According to a recent article in the physician publication American Medical News, the number of Americans without health insurance has increased to forty-seven million people last year. By comparison, approximately thirty-eight million four hundred thousand Americans had no health insurance insurance in 2000. The American Medical News suggests that one of the reasons for such a large increase in the ranks of the uninsured concern employer benefit cutbacks:
“Overall, the picture is one of continual erosion of employer coverage that is now starting to squeeze the middle class,” said Karen Davis, PhD, president of the Commonwealth Fund, a foundation dedicated to improving health care. “It’s very troubling to see this dramatic increase.”
Several reform suggestions advocated by the American Medical Association to use tax credits and vouchers to faciliate the purchase of health insurance sound promising.

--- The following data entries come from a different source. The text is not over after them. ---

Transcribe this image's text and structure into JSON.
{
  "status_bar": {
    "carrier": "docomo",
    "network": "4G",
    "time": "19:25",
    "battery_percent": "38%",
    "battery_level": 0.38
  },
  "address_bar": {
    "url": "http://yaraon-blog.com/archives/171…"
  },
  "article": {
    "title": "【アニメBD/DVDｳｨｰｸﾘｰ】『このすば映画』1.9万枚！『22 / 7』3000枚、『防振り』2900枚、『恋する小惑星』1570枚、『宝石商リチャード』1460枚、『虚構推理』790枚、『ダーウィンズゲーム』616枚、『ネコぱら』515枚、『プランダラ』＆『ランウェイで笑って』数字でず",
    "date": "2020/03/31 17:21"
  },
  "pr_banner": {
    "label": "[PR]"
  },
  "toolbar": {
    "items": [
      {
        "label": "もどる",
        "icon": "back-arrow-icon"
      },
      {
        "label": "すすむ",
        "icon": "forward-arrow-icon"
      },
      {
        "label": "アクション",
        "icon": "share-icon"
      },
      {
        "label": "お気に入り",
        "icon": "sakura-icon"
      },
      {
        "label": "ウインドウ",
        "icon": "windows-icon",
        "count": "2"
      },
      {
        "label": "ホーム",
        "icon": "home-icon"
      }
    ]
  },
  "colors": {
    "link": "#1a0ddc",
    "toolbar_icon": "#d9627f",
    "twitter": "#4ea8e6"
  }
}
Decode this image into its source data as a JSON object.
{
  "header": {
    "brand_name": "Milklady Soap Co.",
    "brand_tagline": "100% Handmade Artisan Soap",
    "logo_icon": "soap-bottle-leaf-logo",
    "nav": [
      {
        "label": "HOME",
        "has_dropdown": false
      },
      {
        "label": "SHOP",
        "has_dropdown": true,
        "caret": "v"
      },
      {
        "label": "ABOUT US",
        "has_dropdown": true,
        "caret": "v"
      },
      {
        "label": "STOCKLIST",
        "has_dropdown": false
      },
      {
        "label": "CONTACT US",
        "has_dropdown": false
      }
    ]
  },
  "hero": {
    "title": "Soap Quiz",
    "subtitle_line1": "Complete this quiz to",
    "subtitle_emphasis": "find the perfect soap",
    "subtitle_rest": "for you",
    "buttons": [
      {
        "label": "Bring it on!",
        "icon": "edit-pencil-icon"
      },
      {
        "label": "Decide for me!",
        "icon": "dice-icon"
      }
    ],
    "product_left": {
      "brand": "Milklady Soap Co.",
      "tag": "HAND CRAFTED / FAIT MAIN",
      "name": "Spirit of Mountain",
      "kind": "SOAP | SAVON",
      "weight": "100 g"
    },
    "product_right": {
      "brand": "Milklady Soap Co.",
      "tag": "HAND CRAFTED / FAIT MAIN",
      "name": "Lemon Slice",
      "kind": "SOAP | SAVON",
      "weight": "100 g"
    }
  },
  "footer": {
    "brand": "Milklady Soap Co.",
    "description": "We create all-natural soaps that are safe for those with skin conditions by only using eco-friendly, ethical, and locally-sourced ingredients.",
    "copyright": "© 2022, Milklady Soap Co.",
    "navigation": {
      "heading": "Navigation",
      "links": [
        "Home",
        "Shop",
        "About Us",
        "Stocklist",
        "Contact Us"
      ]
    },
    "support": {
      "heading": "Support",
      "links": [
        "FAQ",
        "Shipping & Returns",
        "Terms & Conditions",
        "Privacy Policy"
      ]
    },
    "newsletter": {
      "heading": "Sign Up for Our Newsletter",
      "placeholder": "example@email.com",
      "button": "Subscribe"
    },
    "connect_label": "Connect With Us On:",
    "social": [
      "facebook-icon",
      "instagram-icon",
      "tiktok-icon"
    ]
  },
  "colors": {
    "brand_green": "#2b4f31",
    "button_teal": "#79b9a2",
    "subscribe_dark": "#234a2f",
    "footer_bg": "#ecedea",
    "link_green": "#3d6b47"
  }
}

However, I cannot understand how uninsured or even insured consumers will benefit by other tort reform aspects of the American Medical Association advocacy agenda. I simply fail to see a coorelation between limitations on accountability for medical errors and access to health insurance and quality medical care.